What you will do:
Return every record exactly as it appears. Leave nothing out.

----------------------------------------

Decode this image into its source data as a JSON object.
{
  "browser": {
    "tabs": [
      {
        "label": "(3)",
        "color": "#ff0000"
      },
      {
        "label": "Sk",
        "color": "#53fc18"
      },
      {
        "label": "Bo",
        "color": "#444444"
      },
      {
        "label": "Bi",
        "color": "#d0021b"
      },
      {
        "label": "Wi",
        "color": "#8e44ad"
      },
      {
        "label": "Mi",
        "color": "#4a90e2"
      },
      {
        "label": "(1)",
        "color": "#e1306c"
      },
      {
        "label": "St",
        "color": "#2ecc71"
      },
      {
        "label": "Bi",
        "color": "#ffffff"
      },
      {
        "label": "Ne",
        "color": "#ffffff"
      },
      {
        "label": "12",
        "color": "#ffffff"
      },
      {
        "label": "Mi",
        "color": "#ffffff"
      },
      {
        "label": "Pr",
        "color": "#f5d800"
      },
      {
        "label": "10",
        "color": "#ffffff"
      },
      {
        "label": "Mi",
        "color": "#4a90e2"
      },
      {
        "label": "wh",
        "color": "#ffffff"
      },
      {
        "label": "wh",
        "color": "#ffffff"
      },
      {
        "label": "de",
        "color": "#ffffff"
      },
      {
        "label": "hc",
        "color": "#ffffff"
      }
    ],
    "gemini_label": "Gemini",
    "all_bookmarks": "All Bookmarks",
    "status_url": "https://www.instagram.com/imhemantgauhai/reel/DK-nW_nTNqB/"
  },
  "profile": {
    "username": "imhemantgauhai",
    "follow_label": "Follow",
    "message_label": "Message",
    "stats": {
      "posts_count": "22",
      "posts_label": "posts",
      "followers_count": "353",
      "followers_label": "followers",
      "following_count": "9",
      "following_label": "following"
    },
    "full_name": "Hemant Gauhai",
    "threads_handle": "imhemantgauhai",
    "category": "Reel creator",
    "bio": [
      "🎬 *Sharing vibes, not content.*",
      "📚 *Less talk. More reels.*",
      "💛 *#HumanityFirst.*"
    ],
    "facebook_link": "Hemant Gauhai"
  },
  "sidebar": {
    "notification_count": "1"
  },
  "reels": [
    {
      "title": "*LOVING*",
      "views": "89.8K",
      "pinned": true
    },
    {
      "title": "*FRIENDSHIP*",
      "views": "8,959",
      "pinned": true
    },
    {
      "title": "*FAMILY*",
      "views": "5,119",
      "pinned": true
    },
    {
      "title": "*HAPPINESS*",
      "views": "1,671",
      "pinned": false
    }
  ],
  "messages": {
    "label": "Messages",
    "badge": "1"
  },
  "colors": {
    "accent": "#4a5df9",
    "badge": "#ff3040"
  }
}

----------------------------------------

Completed exercise:
Decode this image into its source data as a JSON object.
{
  "browser": {
    "tabs": [
      {
        "label": "(3)",
        "color": "#ff0000"
      },
      {
        "label": "Sk",
        "color": "#53fc18"
      },
      {
        "label": "Bo",
        "color": "#444444"
      },
      {
        "label": "Bi",
        "color": "#d0021b"
      },
      {
        "label": "Wi",
        "color": "#8e44ad"
      },
      {
        "label": "Mi",
        "color": "#4a90e2"
      },
      {
        "label": "(1)",
        "color": "#e1306c"
      },
      {
        "label": "St",
        "color": "#2ecc71"
      },
      {
        "label": "Bi",
        "color": "#ffffff"
      },
      {
        "label": "Ne",
        "color": "#ffffff"
      },
      {
        "label": "12",
        "color": "#ffffff"
      },
      {
        "label": "Mi",
        "color": "#ffffff"
      },
      {
        "label": "Pr",
        "color": "#f5d800"
      },
      {
        "label": "10",
        "color": "#ffffff"
      },
      {
        "label": "Mi",
        "color": "#4a90e2"
      },
      {
        "label": "wh",
        "color": "#ffffff"
      },
      {
        "label": "wh",
        "color": "#ffffff"
      },
      {
        "label": "de",
        "color": "#ffffff"
      },
      {
        "label": "hc",
        "color": "#ffffff"
      }
    ],
    "gemini_label": "Gemini",
    "all_bookmarks": "All Bookmarks",
    "status_url": "https://www.instagram.com/imhemantgauhai/reel/DK-nW_nTNqB/"
  },
  "profile": {
    "username": "imhemantgauhai",
    "follow_label": "Follow",
    "message_label": "Message",
    "stats": {
      "posts_count": "22",
      "posts_label": "posts",
      "followers_count": "353",
      "followers_label": "followers",
      "following_count": "9",
      "following_label": "following"
    },
    "full_name": "Hemant Gauhai",
    "threads_handle": "imhemantgauhai",
    "category": "Reel creator",
    "bio": [
      "🎬 *Sharing vibes, not content.*",
      "📚 *Less talk. More reels.*",
      "💛 *#HumanityFirst.*"
    ],
    "facebook_link": "Hemant Gauhai"
  },
  "sidebar": {
    "notification_count": "1"
  },
  "reels": [
    {
      "title": "*LOVING*",
      "views": "89.8K",
      "pinned": true
    },
    {
      "title": "*FRIENDSHIP*",
      "views": "8,959",
      "pinned": true
    },
    {
      "title": "*FAMILY*",
      "views": "5,119",
      "pinned": true
    },
    {
      "title": "*HAPPINESS*",
      "views": "1,671",
      "pinned": false
    }
  ],
  "messages": {
    "label": "Messages",
    "badge": "1"
  },
  "colors": {
    "accent": "#4a5df9",
    "badge": "#ff3040"
  }
}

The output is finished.